Material supplied below:
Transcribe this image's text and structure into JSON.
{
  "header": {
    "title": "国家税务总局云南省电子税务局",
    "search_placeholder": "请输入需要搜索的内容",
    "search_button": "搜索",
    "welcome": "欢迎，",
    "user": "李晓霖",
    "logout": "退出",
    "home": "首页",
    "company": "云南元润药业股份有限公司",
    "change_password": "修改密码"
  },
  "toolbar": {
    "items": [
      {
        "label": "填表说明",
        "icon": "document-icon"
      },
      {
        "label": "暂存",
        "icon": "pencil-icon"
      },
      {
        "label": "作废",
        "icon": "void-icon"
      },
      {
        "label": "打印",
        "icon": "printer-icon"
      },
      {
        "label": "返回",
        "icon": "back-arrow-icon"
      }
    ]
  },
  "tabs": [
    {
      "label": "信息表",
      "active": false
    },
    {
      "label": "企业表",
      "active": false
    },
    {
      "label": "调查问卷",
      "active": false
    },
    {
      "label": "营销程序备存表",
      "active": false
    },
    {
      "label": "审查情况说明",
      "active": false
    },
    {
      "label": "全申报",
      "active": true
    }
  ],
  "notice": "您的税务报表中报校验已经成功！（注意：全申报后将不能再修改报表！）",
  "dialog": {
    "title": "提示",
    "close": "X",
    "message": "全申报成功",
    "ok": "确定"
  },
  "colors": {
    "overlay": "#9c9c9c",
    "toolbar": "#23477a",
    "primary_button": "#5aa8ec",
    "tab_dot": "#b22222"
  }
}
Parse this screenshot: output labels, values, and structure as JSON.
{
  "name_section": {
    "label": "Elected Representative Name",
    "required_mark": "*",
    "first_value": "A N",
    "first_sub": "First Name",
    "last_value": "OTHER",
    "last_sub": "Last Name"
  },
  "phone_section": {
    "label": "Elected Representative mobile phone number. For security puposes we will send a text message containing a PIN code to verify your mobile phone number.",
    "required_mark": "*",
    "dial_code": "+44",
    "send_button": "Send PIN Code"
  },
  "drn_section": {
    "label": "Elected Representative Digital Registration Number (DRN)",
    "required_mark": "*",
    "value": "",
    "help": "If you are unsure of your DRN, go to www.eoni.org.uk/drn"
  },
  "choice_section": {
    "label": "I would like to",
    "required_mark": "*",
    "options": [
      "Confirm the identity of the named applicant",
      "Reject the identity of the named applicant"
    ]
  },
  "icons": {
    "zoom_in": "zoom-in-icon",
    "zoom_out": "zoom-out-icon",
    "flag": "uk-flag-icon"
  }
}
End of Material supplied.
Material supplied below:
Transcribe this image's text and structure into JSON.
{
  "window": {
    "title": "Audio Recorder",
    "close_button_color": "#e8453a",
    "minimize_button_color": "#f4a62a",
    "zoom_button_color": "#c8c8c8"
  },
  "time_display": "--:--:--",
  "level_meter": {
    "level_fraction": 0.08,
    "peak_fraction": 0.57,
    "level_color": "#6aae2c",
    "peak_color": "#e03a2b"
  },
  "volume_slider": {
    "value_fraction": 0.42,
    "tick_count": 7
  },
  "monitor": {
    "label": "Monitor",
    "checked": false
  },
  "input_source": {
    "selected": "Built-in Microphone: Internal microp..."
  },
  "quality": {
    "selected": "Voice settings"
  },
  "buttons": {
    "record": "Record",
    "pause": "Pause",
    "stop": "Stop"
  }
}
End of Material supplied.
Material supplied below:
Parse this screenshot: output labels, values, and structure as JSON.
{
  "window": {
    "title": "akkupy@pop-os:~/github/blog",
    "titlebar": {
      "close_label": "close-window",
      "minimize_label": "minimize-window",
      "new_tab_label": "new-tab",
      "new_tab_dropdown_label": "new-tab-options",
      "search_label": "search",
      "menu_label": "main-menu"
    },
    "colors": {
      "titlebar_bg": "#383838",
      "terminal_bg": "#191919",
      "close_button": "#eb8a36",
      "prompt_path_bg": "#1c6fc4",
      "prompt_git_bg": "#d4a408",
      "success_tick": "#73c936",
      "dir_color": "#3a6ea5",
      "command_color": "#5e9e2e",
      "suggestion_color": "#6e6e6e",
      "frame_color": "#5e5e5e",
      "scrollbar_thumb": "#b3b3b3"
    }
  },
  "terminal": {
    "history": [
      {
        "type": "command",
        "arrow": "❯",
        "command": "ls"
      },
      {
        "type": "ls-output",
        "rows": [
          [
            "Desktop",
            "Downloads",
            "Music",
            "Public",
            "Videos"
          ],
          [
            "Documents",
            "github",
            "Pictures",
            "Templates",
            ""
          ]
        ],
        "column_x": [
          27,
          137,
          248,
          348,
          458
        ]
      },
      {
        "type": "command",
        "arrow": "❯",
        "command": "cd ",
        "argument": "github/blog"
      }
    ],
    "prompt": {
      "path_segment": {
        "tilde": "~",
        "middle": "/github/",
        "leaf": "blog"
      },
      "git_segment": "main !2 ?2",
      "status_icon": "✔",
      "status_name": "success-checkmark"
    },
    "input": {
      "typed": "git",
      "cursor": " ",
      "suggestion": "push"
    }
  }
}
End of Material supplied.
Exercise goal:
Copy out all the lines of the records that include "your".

Task result:
    "label": "Elected Representative mobile phone number. For security puposes we will send a text message containing a PIN code to verify your mobile phone number.",
    "help": "If you are unsure of your DRN, go to www.eoni.org.uk/drn"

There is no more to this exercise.